▸ **Instructions to follow**
Whenever a line in the entries below contains "subtitle", copy that line.

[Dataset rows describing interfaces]
====================

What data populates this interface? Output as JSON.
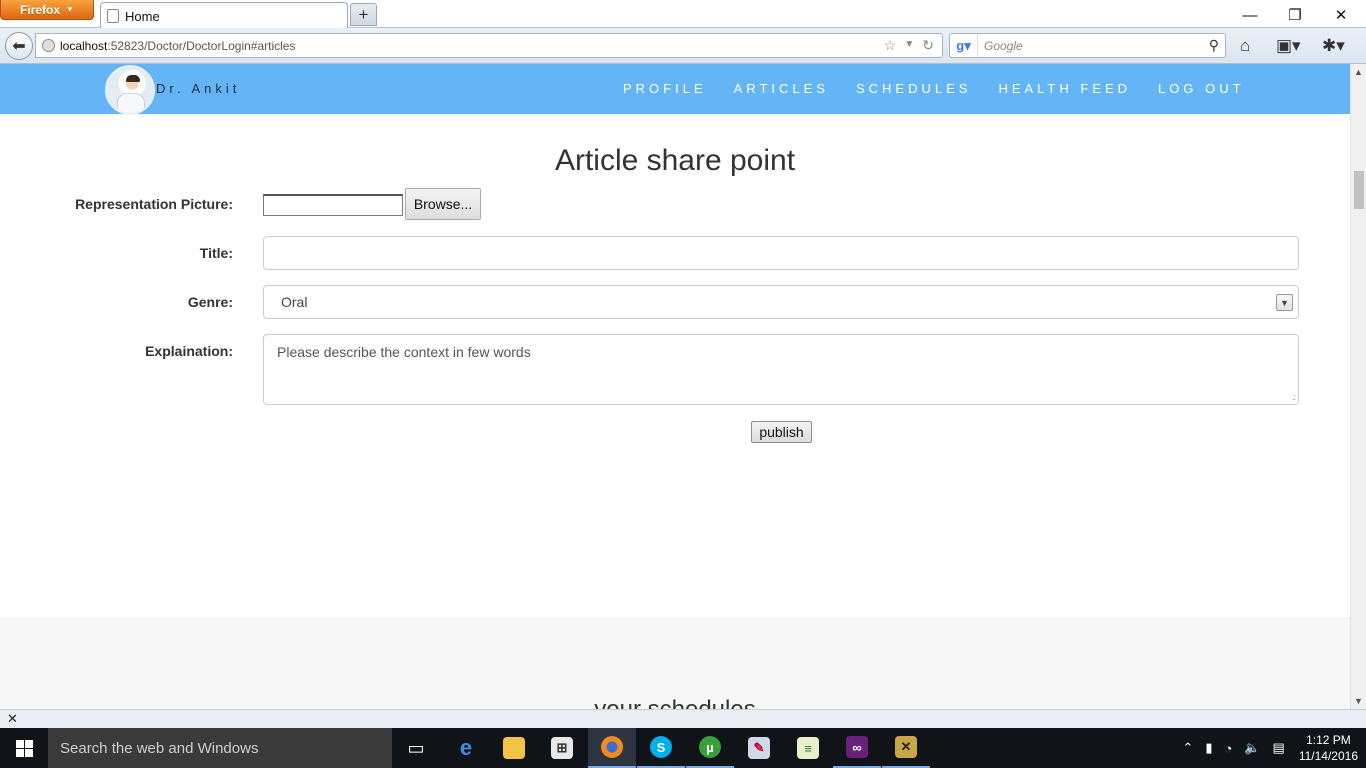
{
  "browser": {
    "app_button": "Firefox",
    "tab_title": "Home",
    "new_tab": "+",
    "url_host": "localhost",
    "url_path": ":52823/Doctor/DoctorLogin#articles",
    "search_placeholder": "Google",
    "window_controls": [
      "minimize",
      "restore",
      "close"
    ]
  },
  "site": {
    "doctor_name": "Dr. Ankit",
    "nav": [
      "PROFILE",
      "ARTICLES",
      "SCHEDULES",
      "HEALTH FEED",
      "LOG OUT"
    ]
  },
  "form": {
    "title": "Article share point",
    "picture_label": "Representation Picture:",
    "browse_label": "Browse...",
    "title_label": "Title:",
    "title_value": "",
    "genre_label": "Genre:",
    "genre_value": "Oral",
    "explanation_label": "Explaination:",
    "explanation_placeholder": "Please describe the context in few words",
    "publish_label": "publish"
  },
  "schedules": {
    "title": "your schedules"
  },
  "taskbar": {
    "search_placeholder": "Search the web and Windows",
    "time": "1:12 PM",
    "date": "11/14/2016"
  }
}
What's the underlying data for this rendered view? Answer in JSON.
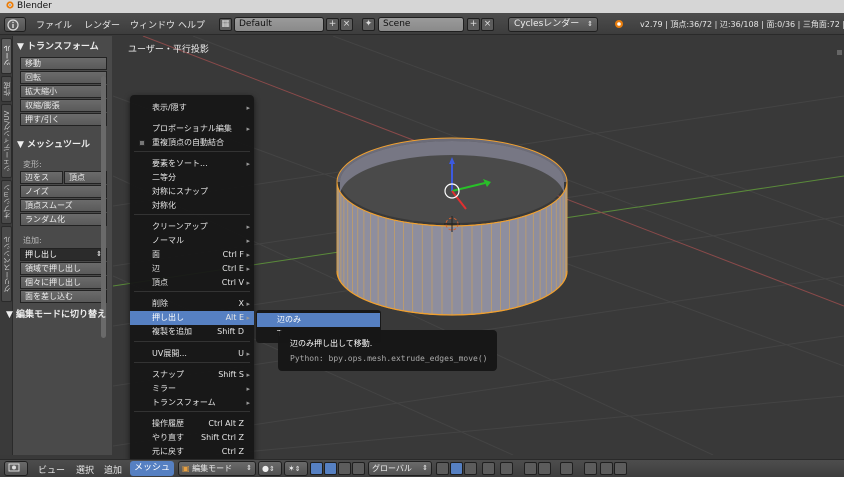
{
  "titlebar": {
    "title": "Blender"
  },
  "info_header": {
    "editor_icon": "info-icon",
    "menus": [
      "ファイル",
      "レンダー",
      "ウィンドウ",
      "ヘルプ"
    ],
    "layout_name": "Default",
    "scene_name": "Scene",
    "render_engine": "Cyclesレンダー",
    "stats": "v2.79 | 頂点:36/72 | 辺:36/108 | 面:0/36 | 三角面:72 | メモリ"
  },
  "vertical_tabs": [
    "ツール",
    "作成",
    "シェーディング/UV",
    "オプション",
    "グリースペンシル"
  ],
  "toolshelf": {
    "transform_header": "▼ トランスフォーム",
    "transform_buttons": [
      "移動",
      "回転",
      "拡大縮小",
      "収縮/膨張",
      "押す/引く"
    ],
    "mesh_tools_header": "▼ メッシュツール",
    "deform_label": "変形:",
    "deform_half": [
      "辺をス",
      "頂点"
    ],
    "deform_buttons": [
      "ノイズ",
      "頂点スムーズ",
      "ランダム化"
    ],
    "add_label": "追加:",
    "add_dropdown": "押し出し",
    "add_buttons": [
      "領域で押し出し",
      "個々に押し出し",
      "面を差し込む"
    ],
    "edit_mode_toggle": "▼ 編集モードに切り替え"
  },
  "viewport": {
    "view_label": "ユーザー・平行投影"
  },
  "menu": {
    "items": [
      {
        "label": "表示/隠す",
        "shortcut": "",
        "arrow": true
      },
      {
        "label": "プロポーショナル編集",
        "shortcut": "",
        "arrow": true
      },
      {
        "label": "重複頂点の自動結合",
        "shortcut": "",
        "arrow": false,
        "checkbox": true
      },
      {
        "label": "要素をソート...",
        "shortcut": "",
        "arrow": true
      },
      {
        "label": "二等分",
        "shortcut": "",
        "arrow": false
      },
      {
        "label": "対称にスナップ",
        "shortcut": "",
        "arrow": false
      },
      {
        "label": "対称化",
        "shortcut": "",
        "arrow": false
      },
      {
        "label": "クリーンアップ",
        "shortcut": "",
        "arrow": true
      },
      {
        "label": "ノーマル",
        "shortcut": "",
        "arrow": true
      },
      {
        "label": "面",
        "shortcut": "Ctrl F",
        "arrow": true
      },
      {
        "label": "辺",
        "shortcut": "Ctrl E",
        "arrow": true
      },
      {
        "label": "頂点",
        "shortcut": "Ctrl V",
        "arrow": true
      },
      {
        "label": "削除",
        "shortcut": "X",
        "arrow": true
      },
      {
        "label": "押し出し",
        "shortcut": "Alt E",
        "arrow": true,
        "highlight": true
      },
      {
        "label": "複製を追加",
        "shortcut": "Shift D",
        "arrow": false
      },
      {
        "label": "UV展開...",
        "shortcut": "U",
        "arrow": true
      },
      {
        "label": "スナップ",
        "shortcut": "Shift S",
        "arrow": true
      },
      {
        "label": "ミラー",
        "shortcut": "",
        "arrow": true
      },
      {
        "label": "トランスフォーム",
        "shortcut": "",
        "arrow": true
      },
      {
        "label": "操作履歴",
        "shortcut": "Ctrl Alt Z",
        "arrow": false
      },
      {
        "label": "やり直す",
        "shortcut": "Shift Ctrl Z",
        "arrow": false
      },
      {
        "label": "元に戻す",
        "shortcut": "Ctrl Z",
        "arrow": false
      }
    ]
  },
  "submenu": {
    "items": [
      {
        "label": "辺のみ",
        "highlight": true
      },
      {
        "label": "T",
        "highlight": false
      }
    ]
  },
  "tooltip": {
    "title": "辺のみ押し出して移動.",
    "python": "Python: bpy.ops.mesh.extrude_edges_move()"
  },
  "bottombar": {
    "menus": [
      "ビュー",
      "選択",
      "追加"
    ],
    "active_menu": "メッシュ",
    "mode": "編集モード",
    "orientation": "グローバル"
  },
  "colors": {
    "highlight": "#5680c2",
    "menu_bg": "#161616",
    "viewport_bg": "#393939",
    "edge_select": "#f0a030"
  }
}
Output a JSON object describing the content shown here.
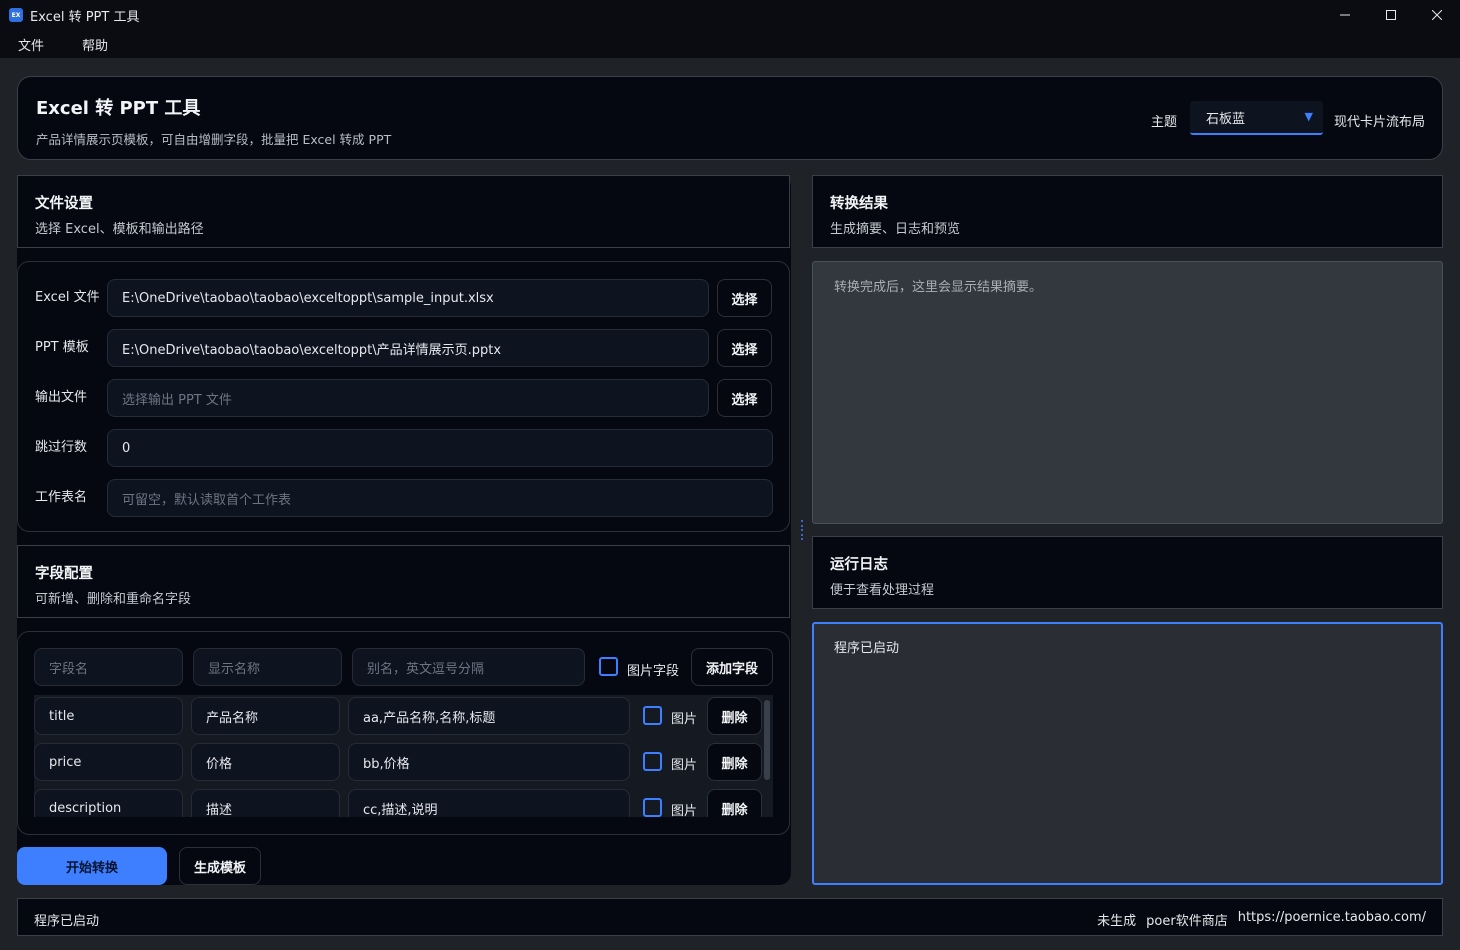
{
  "window": {
    "icon_text": "EX",
    "title": "Excel 转 PPT 工具"
  },
  "menu": [
    "文件",
    "帮助"
  ],
  "header": {
    "title": "Excel 转 PPT 工具",
    "subtitle": "产品详情展示页模板，可自由增删字段，批量把 Excel 转成 PPT",
    "theme_label": "主题",
    "theme_value": "石板蓝",
    "layout_label": "现代卡片流布局"
  },
  "file_settings": {
    "title": "文件设置",
    "subtitle": "选择 Excel、模板和输出路径",
    "excel_label": "Excel 文件",
    "excel_value": "E:\\OneDrive\\taobao\\taobao\\exceltoppt\\sample_input.xlsx",
    "template_label": "PPT 模板",
    "template_value": "E:\\OneDrive\\taobao\\taobao\\exceltoppt\\产品详情展示页.pptx",
    "output_label": "输出文件",
    "output_placeholder": "选择输出 PPT 文件",
    "skip_label": "跳过行数",
    "skip_value": "0",
    "sheet_label": "工作表名",
    "sheet_placeholder": "可留空，默认读取首个工作表",
    "pick_label": "选择"
  },
  "field_config": {
    "title": "字段配置",
    "subtitle": "可新增、删除和重命名字段",
    "new_field_placeholder": "字段名",
    "new_display_placeholder": "显示名称",
    "new_alias_placeholder": "别名，英文逗号分隔",
    "image_field_label": "图片字段",
    "add_label": "添加字段",
    "rows": [
      {
        "name": "title",
        "display": "产品名称",
        "aliases": "aa,产品名称,名称,标题",
        "image_label": "图片",
        "delete_label": "删除"
      },
      {
        "name": "price",
        "display": "价格",
        "aliases": "bb,价格",
        "image_label": "图片",
        "delete_label": "删除"
      },
      {
        "name": "description",
        "display": "描述",
        "aliases": "cc,描述,说明",
        "image_label": "图片",
        "delete_label": "删除"
      }
    ]
  },
  "actions": {
    "start_label": "开始转换",
    "generate_label": "生成模板"
  },
  "result": {
    "title": "转换结果",
    "subtitle": "生成摘要、日志和预览",
    "placeholder": "转换完成后，这里会显示结果摘要。"
  },
  "log": {
    "title": "运行日志",
    "subtitle": "便于查看处理过程",
    "text": "程序已启动"
  },
  "status": {
    "left": "程序已启动",
    "state": "未生成",
    "store": "poer软件商店",
    "url": "https://poernice.taobao.com/"
  },
  "colors": {
    "accent": "#3d7fff",
    "panel": "#050810",
    "background": "#1f2226"
  }
}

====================

▸ **Result of the exercise**
    "subtitle": "产品详情展示页模板，可自由增删字段，批量把 Excel 转成 PPT",
    "subtitle": "选择 Excel、模板和输出路径",
    "subtitle": "可新增、删除和重命名字段",
    "subtitle": "生成摘要、日志和预览",
    "subtitle": "便于查看处理过程",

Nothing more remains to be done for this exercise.